- Exercise input -
***
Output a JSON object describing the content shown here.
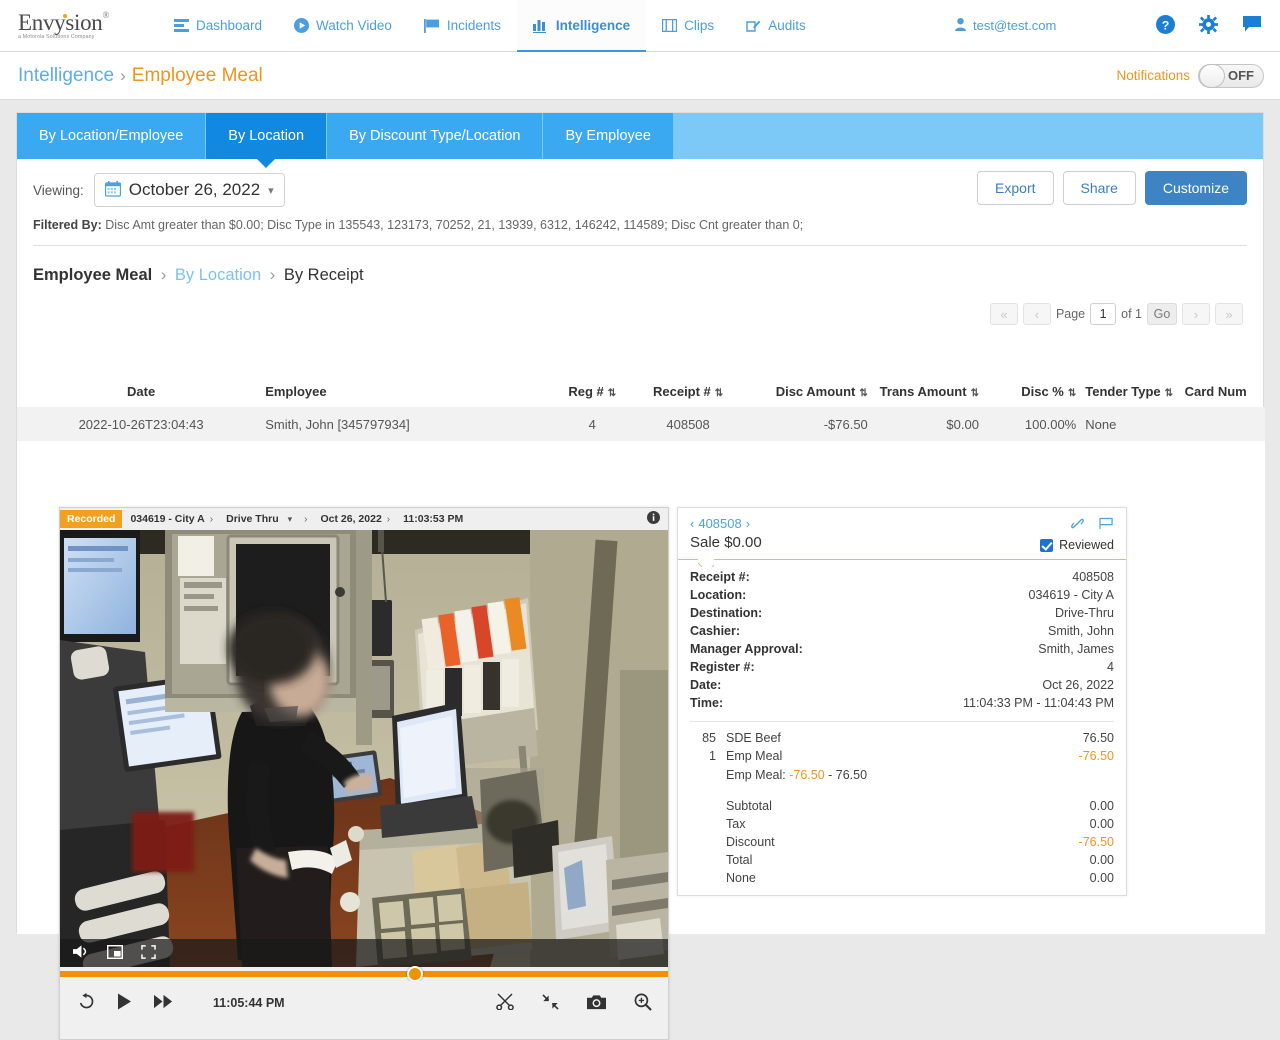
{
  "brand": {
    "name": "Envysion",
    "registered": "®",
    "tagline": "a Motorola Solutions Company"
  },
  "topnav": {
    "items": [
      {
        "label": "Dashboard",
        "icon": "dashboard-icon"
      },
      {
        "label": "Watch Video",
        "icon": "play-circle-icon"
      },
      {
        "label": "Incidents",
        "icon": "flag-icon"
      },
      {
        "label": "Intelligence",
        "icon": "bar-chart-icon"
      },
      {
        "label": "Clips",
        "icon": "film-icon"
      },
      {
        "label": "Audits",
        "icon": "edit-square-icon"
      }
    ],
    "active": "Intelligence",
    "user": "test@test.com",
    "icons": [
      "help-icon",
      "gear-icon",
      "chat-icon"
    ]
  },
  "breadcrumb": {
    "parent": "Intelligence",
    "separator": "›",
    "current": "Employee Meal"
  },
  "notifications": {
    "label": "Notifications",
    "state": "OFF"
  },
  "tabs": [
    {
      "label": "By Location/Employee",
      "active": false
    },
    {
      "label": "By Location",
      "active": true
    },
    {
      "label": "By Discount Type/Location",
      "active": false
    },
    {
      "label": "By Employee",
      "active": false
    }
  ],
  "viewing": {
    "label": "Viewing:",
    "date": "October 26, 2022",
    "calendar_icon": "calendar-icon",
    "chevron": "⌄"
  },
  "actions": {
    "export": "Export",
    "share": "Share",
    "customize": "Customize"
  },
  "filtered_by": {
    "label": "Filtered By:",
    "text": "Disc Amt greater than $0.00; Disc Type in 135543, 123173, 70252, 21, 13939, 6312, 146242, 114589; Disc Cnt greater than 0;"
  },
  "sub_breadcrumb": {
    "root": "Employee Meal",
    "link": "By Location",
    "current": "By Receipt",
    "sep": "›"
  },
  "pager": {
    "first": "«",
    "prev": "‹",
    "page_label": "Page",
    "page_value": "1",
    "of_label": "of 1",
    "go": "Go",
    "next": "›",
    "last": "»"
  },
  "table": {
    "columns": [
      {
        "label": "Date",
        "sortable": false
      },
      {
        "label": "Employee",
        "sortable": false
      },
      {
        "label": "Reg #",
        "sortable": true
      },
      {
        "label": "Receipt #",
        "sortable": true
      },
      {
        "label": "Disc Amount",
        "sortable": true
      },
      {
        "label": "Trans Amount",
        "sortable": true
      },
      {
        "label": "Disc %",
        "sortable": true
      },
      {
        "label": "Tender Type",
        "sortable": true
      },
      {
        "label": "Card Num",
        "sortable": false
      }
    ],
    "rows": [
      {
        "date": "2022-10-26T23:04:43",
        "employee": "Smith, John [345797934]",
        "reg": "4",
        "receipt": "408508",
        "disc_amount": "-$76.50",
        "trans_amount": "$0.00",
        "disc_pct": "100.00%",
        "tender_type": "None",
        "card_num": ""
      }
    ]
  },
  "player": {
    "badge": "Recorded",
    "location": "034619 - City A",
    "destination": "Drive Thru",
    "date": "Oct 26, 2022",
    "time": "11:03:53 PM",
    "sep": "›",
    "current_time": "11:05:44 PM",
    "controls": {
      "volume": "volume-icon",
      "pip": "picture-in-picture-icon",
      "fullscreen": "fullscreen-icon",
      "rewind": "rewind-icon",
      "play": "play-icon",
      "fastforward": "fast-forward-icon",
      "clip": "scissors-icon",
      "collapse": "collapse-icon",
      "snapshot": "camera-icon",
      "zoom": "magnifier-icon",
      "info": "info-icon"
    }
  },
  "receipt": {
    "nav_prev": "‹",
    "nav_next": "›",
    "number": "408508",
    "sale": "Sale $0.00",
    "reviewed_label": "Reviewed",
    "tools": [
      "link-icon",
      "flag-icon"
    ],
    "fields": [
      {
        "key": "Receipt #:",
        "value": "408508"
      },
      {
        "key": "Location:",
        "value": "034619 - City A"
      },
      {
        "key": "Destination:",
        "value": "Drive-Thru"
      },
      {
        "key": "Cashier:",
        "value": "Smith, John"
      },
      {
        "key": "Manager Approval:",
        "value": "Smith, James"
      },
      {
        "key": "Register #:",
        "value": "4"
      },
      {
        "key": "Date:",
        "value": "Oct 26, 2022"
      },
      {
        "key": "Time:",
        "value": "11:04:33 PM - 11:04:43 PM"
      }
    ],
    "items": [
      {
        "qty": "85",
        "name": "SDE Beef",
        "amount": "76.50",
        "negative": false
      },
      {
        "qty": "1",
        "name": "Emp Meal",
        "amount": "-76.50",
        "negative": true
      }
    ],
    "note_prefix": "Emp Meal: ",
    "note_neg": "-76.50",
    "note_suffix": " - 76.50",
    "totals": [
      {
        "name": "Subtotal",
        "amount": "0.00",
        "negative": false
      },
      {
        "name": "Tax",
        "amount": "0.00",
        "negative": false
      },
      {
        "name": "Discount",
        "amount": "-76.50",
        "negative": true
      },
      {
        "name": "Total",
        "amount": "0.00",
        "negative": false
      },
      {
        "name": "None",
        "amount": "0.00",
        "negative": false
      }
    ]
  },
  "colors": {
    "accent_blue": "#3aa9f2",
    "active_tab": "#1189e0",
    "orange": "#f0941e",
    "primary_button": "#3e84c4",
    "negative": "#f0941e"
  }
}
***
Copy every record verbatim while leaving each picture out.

- Completed exercise -
Output a JSON object describing the content shown here.
{
  "brand": {
    "name": "Envysion",
    "registered": "®",
    "tagline": "a Motorola Solutions Company"
  },
  "topnav": {
    "items": [
      {
        "label": "Dashboard",
        "icon": "dashboard-icon"
      },
      {
        "label": "Watch Video",
        "icon": "play-circle-icon"
      },
      {
        "label": "Incidents",
        "icon": "flag-icon"
      },
      {
        "label": "Intelligence",
        "icon": "bar-chart-icon"
      },
      {
        "label": "Clips",
        "icon": "film-icon"
      },
      {
        "label": "Audits",
        "icon": "edit-square-icon"
      }
    ],
    "active": "Intelligence",
    "user": "test@test.com",
    "icons": [
      "help-icon",
      "gear-icon",
      "chat-icon"
    ]
  },
  "breadcrumb": {
    "parent": "Intelligence",
    "separator": "›",
    "current": "Employee Meal"
  },
  "notifications": {
    "label": "Notifications",
    "state": "OFF"
  },
  "tabs": [
    {
      "label": "By Location/Employee",
      "active": false
    },
    {
      "label": "By Location",
      "active": true
    },
    {
      "label": "By Discount Type/Location",
      "active": false
    },
    {
      "label": "By Employee",
      "active": false
    }
  ],
  "viewing": {
    "label": "Viewing:",
    "date": "October 26, 2022",
    "calendar_icon": "calendar-icon",
    "chevron": "⌄"
  },
  "actions": {
    "export": "Export",
    "share": "Share",
    "customize": "Customize"
  },
  "filtered_by": {
    "label": "Filtered By:",
    "text": "Disc Amt greater than $0.00; Disc Type in 135543, 123173, 70252, 21, 13939, 6312, 146242, 114589; Disc Cnt greater than 0;"
  },
  "sub_breadcrumb": {
    "root": "Employee Meal",
    "link": "By Location",
    "current": "By Receipt",
    "sep": "›"
  },
  "pager": {
    "first": "«",
    "prev": "‹",
    "page_label": "Page",
    "page_value": "1",
    "of_label": "of 1",
    "go": "Go",
    "next": "›",
    "last": "»"
  },
  "table": {
    "columns": [
      {
        "label": "Date",
        "sortable": false
      },
      {
        "label": "Employee",
        "sortable": false
      },
      {
        "label": "Reg #",
        "sortable": true
      },
      {
        "label": "Receipt #",
        "sortable": true
      },
      {
        "label": "Disc Amount",
        "sortable": true
      },
      {
        "label": "Trans Amount",
        "sortable": true
      },
      {
        "label": "Disc %",
        "sortable": true
      },
      {
        "label": "Tender Type",
        "sortable": true
      },
      {
        "label": "Card Num",
        "sortable": false
      }
    ],
    "rows": [
      {
        "date": "2022-10-26T23:04:43",
        "employee": "Smith, John [345797934]",
        "reg": "4",
        "receipt": "408508",
        "disc_amount": "-$76.50",
        "trans_amount": "$0.00",
        "disc_pct": "100.00%",
        "tender_type": "None",
        "card_num": ""
      }
    ]
  },
  "player": {
    "badge": "Recorded",
    "location": "034619 - City A",
    "destination": "Drive Thru",
    "date": "Oct 26, 2022",
    "time": "11:03:53 PM",
    "sep": "›",
    "current_time": "11:05:44 PM",
    "controls": {
      "volume": "volume-icon",
      "pip": "picture-in-picture-icon",
      "fullscreen": "fullscreen-icon",
      "rewind": "rewind-icon",
      "play": "play-icon",
      "fastforward": "fast-forward-icon",
      "clip": "scissors-icon",
      "collapse": "collapse-icon",
      "snapshot": "camera-icon",
      "zoom": "magnifier-icon",
      "info": "info-icon"
    }
  },
  "receipt": {
    "nav_prev": "‹",
    "nav_next": "›",
    "number": "408508",
    "sale": "Sale $0.00",
    "reviewed_label": "Reviewed",
    "tools": [
      "link-icon",
      "flag-icon"
    ],
    "fields": [
      {
        "key": "Receipt #:",
        "value": "408508"
      },
      {
        "key": "Location:",
        "value": "034619 - City A"
      },
      {
        "key": "Destination:",
        "value": "Drive-Thru"
      },
      {
        "key": "Cashier:",
        "value": "Smith, John"
      },
      {
        "key": "Manager Approval:",
        "value": "Smith, James"
      },
      {
        "key": "Register #:",
        "value": "4"
      },
      {
        "key": "Date:",
        "value": "Oct 26, 2022"
      },
      {
        "key": "Time:",
        "value": "11:04:33 PM - 11:04:43 PM"
      }
    ],
    "items": [
      {
        "qty": "85",
        "name": "SDE Beef",
        "amount": "76.50",
        "negative": false
      },
      {
        "qty": "1",
        "name": "Emp Meal",
        "amount": "-76.50",
        "negative": true
      }
    ],
    "note_prefix": "Emp Meal: ",
    "note_neg": "-76.50",
    "note_suffix": " - 76.50",
    "totals": [
      {
        "name": "Subtotal",
        "amount": "0.00",
        "negative": false
      },
      {
        "name": "Tax",
        "amount": "0.00",
        "negative": false
      },
      {
        "name": "Discount",
        "amount": "-76.50",
        "negative": true
      },
      {
        "name": "Total",
        "amount": "0.00",
        "negative": false
      },
      {
        "name": "None",
        "amount": "0.00",
        "negative": false
      }
    ]
  },
  "colors": {
    "accent_blue": "#3aa9f2",
    "active_tab": "#1189e0",
    "orange": "#f0941e",
    "primary_button": "#3e84c4",
    "negative": "#f0941e"
  }
}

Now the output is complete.